This title is a lot of fun. Classic and new villains alike. A fairly sizable, diverse supporting cast. Engaging plots. And just being generally entertaining.

Support this title. You know you want to.

Every month, I comb over the Top 300 Comics sales list of the previous month. Then, I come here and make a plea for you to buy something I enjoy that’s not selling well. You’ll serve me by helping make sure the title keeps going and I’ll serve you by recommending something I think it good. Sound equal? Let’s go.

This month, I’m recommending Marvel Illustrated: the Iliad. Admittedly, it is a mini series, so that “make sure the title keeps going” part is not really apt. However, it is part of a larger line of books, which do need support to keep going. This title was placed under Dynamo 5, even, and it’s the highest selling one!

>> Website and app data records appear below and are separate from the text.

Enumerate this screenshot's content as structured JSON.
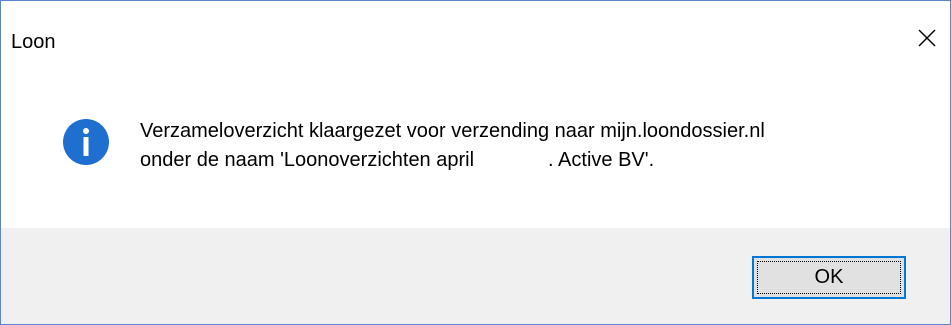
{
  "window": {
    "title": "Loon"
  },
  "icons": {
    "close": "close-icon",
    "info": "info-icon"
  },
  "message": {
    "line1": "Verzameloverzicht klaargezet voor verzending naar mijn.loondossier.nl",
    "line2_before": "onder de naam 'Loonoverzichten april",
    "line2_after": ". Active BV'."
  },
  "buttons": {
    "ok_label": "OK"
  },
  "colors": {
    "accent": "#0078d7",
    "info_icon": "#1f6fd1",
    "footer_bg": "#f0f0f0",
    "button_bg": "#e1e1e1",
    "window_border": "#5a86c9"
  }
}
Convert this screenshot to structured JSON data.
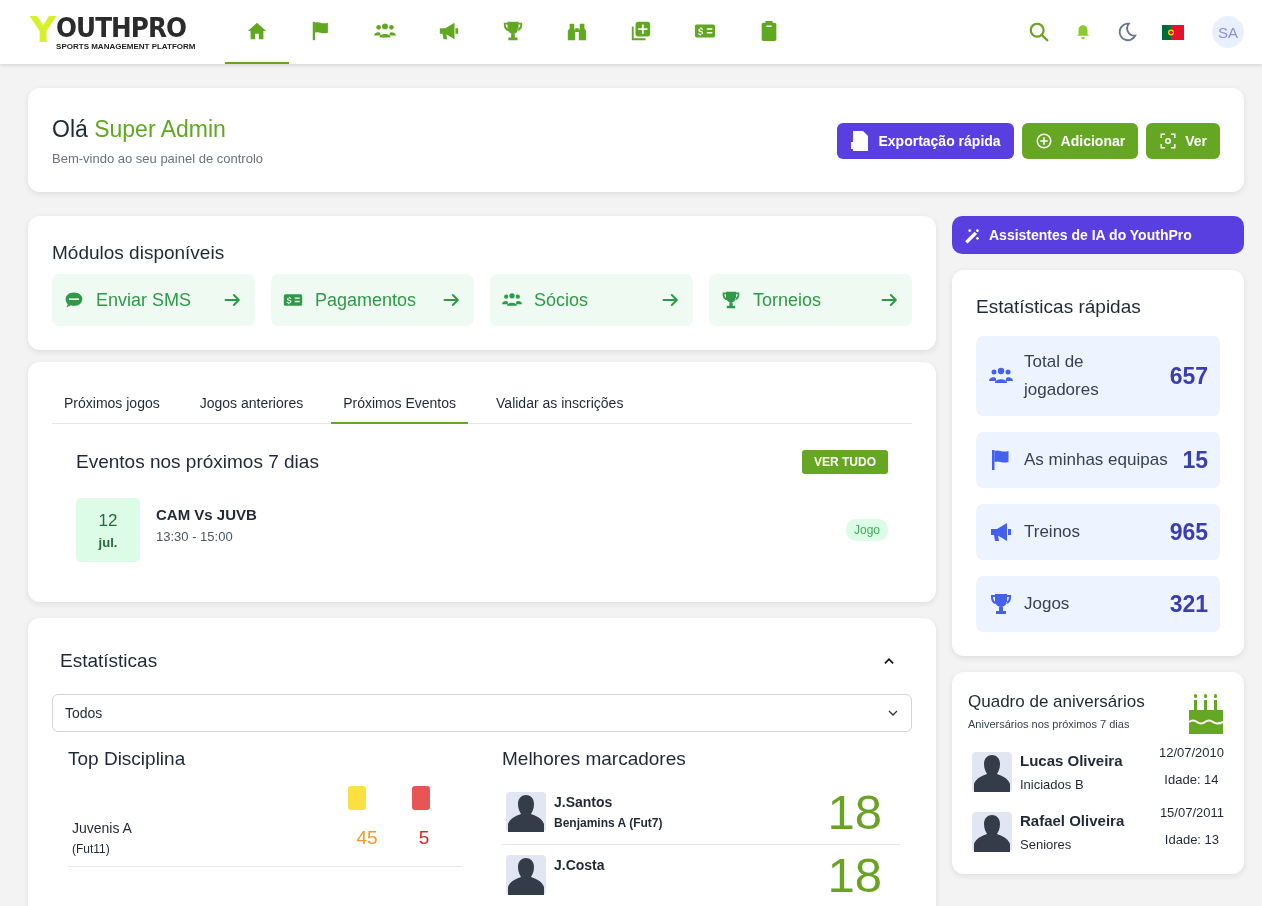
{
  "logo": {
    "initial": "Y",
    "name": "OUTHPRO",
    "tagline": "SPORTS MANAGEMENT PLATFORM"
  },
  "nav": [
    {
      "selected": true
    },
    {
      "selected": false
    },
    {
      "selected": false
    },
    {
      "selected": false
    },
    {
      "selected": false
    },
    {
      "selected": false
    },
    {
      "selected": false
    },
    {
      "selected": false
    },
    {
      "selected": false
    }
  ],
  "user_avatar": "SA",
  "welcome": {
    "greeting": "Olá",
    "name": "Super Admin",
    "subtitle": "Bem-vindo ao seu painel de controlo",
    "buttons": [
      "Exportação rápida",
      "Adicionar",
      "Ver"
    ]
  },
  "modules": {
    "title": "Módulos disponíveis",
    "items": [
      "Enviar SMS",
      "Pagamentos",
      "Sócios",
      "Torneios"
    ]
  },
  "tabs": [
    {
      "label": "Próximos jogos",
      "selected": false
    },
    {
      "label": "Jogos anteriores",
      "selected": false
    },
    {
      "label": "Próximos Eventos",
      "selected": true
    },
    {
      "label": "Validar as inscrições",
      "selected": false
    }
  ],
  "events": {
    "title": "Eventos nos próximos 7 dias",
    "view_all": "VER TUDO",
    "items": [
      {
        "day": "12",
        "month": "jul.",
        "title": "CAM Vs JUVB",
        "time": "13:30 - 15:00",
        "tag": "Jogo"
      }
    ]
  },
  "statistics": {
    "title": "Estatísticas",
    "expanded": true,
    "filter": "Todos",
    "discipline": {
      "title": "Top Disciplina",
      "rows": [
        {
          "team": "Juvenis A",
          "format": "(Fut11)",
          "yellow": "45",
          "red": "5"
        }
      ]
    },
    "scorers": {
      "title": "Melhores marcadores",
      "rows": [
        {
          "name": "J.Santos",
          "team": "Benjamins A (Fut7)",
          "goals": "18"
        },
        {
          "name": "J.Costa",
          "goals": "18"
        }
      ]
    }
  },
  "ai_button": "Assistentes de IA do YouthPro",
  "quick_stats": {
    "title": "Estatísticas rápidas",
    "items": [
      {
        "label": "Total de jogadores",
        "value": "657"
      },
      {
        "label": "As minhas equipas",
        "value": "15"
      },
      {
        "label": "Treinos",
        "value": "965"
      },
      {
        "label": "Jogos",
        "value": "321"
      }
    ]
  },
  "birthdays": {
    "title": "Quadro de aniversários",
    "subtitle": "Aniversários nos próximos 7 dias",
    "items": [
      {
        "name": "Lucas Oliveira",
        "team": "Iniciados B",
        "date": "12/07/2010",
        "age": "Idade: 14"
      },
      {
        "name": "Rafael Oliveira",
        "team": "Seniores",
        "date": "15/07/2011",
        "age": "Idade: 13"
      }
    ]
  }
}
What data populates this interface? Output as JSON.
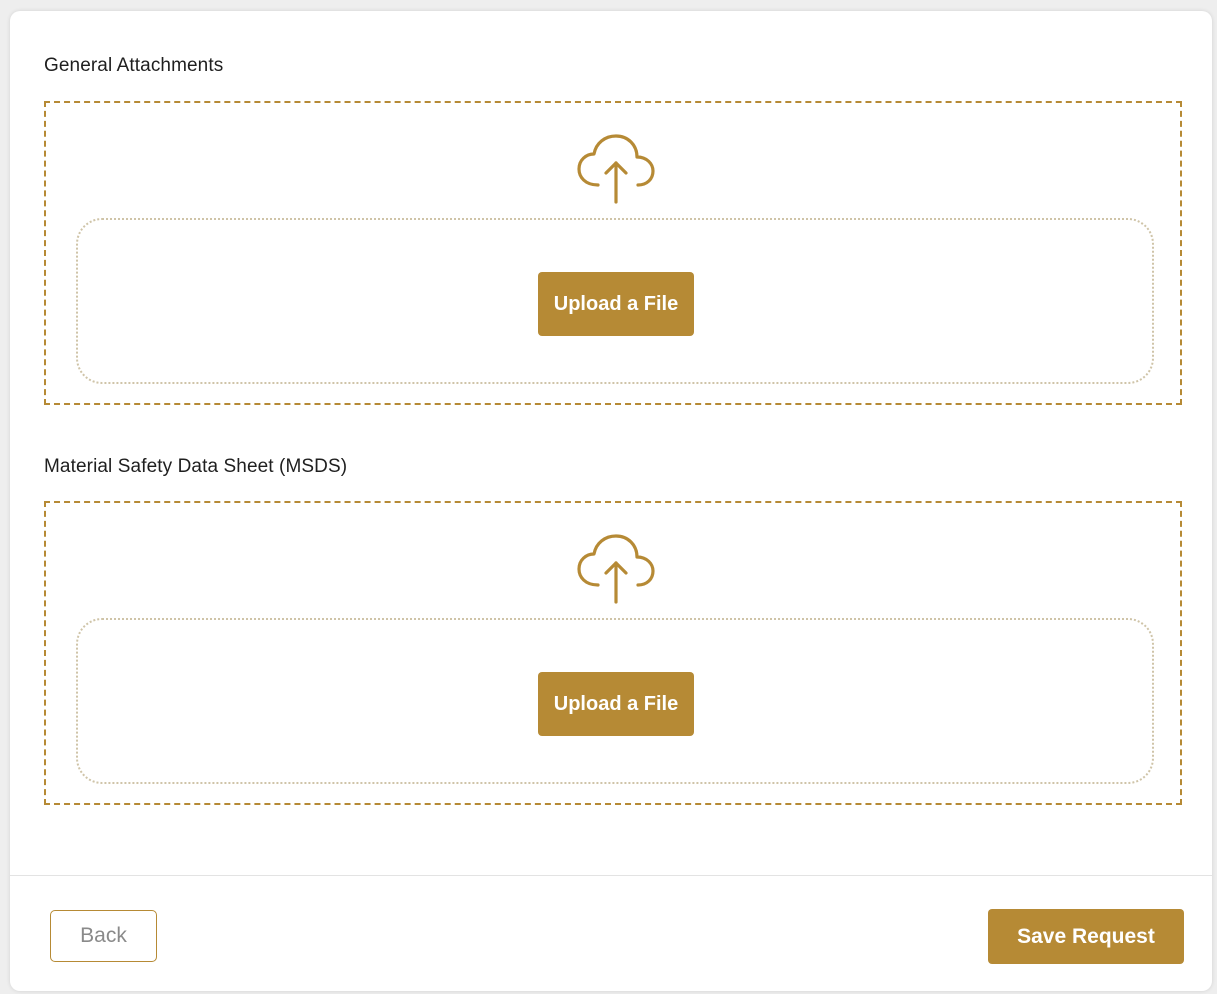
{
  "sections": [
    {
      "title": "General Attachments",
      "upload_label": "Upload a File",
      "icon": "cloud-upload-icon"
    },
    {
      "title": "Material Safety Data Sheet (MSDS)",
      "upload_label": "Upload a File",
      "icon": "cloud-upload-icon"
    }
  ],
  "footer": {
    "back_label": "Back",
    "save_label": "Save Request"
  },
  "colors": {
    "accent": "#b68a35",
    "inner_border": "#cfc4a8",
    "back_text": "#8a8a8a"
  }
}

The title is obviously based on The Iliad. It is a classic Greek epic poem supposedly provided by a poet named Homer. This title appeals to comic book fans, perhaps more so than any other Marvel Illustrated comic, because it is myth. It is an epic tale of heroes, of godly interference, and of war. A fan of Wonder Woman or Thor? You would probably like this. A fan of World War II comics? Are you a veteran of war? This might work for you.

The basic premise is that the most beautiful woman in the world, Helen, has left Greece, taken from her home by Paris, prince of Troy. Due to an oath, all the important men of Greece must help Helen’s husband Menelaus retrieve her. Thus, we have a Trojan War, which at the start of the story has been going on for nine years. Most of that is pretty well described in the first few pages of the first issue.

This part of that overall story focuses on the rage of Achilles, a great Greek warrior, and his affect on the war. The first word of the poem is “rage”. How cool is that?

In any case, the first issue establishes the story and some important elements. The second issue is a large battle. I have yet to read the third issue, released this week, but I hear it is good.

So, support this title and the Marvel Illustrated line. You’ll be glad you did.

Every month, I will comb over the Top 300 Comics sales list of the previous month. Then, I will come here and make a plea for you to buy something I enjoy that’s not selling well. You’ll serve me by helping make sure the title keeps going and I’ll serve you by recommending something I think it good. Sound equal? Let’s go.

The lowest selling thing I read this month happens to be Dynamo 5.

Above is issue #9, the December issue.

Dynamo 5 is a title about five people of various ages, ethnicities, and backgrounds brought together by the widow of one Captain Dynamo. They learn from her that they are his illegitimate children and, after exposure from the same radiation that gave Dynamo his powers, they each learn that they can access one of Captain Dynamo’s abilities.

Take a look here for detailed information, including names, powers, and appearances. Heck, peruse the whole site if you need more convincing.

After gaining their powers, the group teams up as the Dynamo 5 and protects the city in order to fill the void left by Captain Dynamo’s death. The government doesn’t trust them. They only have a loose association with other heroes. And currently, villains are teaming up to take them down. With the recap every issue (on the back cover) and the done-in-one nature of the book, it should be pretty easy to just pick up and follow.

For convenience, however, issues #1-7 were released in $10 trade paperback. If you are interested, that would be a good place to begin. Now, issue #10 came out a few weeks ago. Just throwing that in there to show you that there are a few issues you’d need to track down or back-order.

As for the overall style, I’d say it’s pretty close to all-ages friendly, but by the very nature of the setup there are some intercourse references and somewhat related panels. Nothing raunchy, mind you, but certainly something to look out for. Maybe I’m just a little old-fashioned, though, and kids these days would have no trouble. It’s amazing how fast the world has changed.

Anyway, it’s a fun read with consistently good writing and art. Yes, it’s an Image title, so I don’t expect great sales, but The Darkness #1 almost made the Top 100 and Spawn #173 came shortly thereafter.  Dynamo 5 isn’t even in the Top 200!

Support this title!  It’s at least worth a look.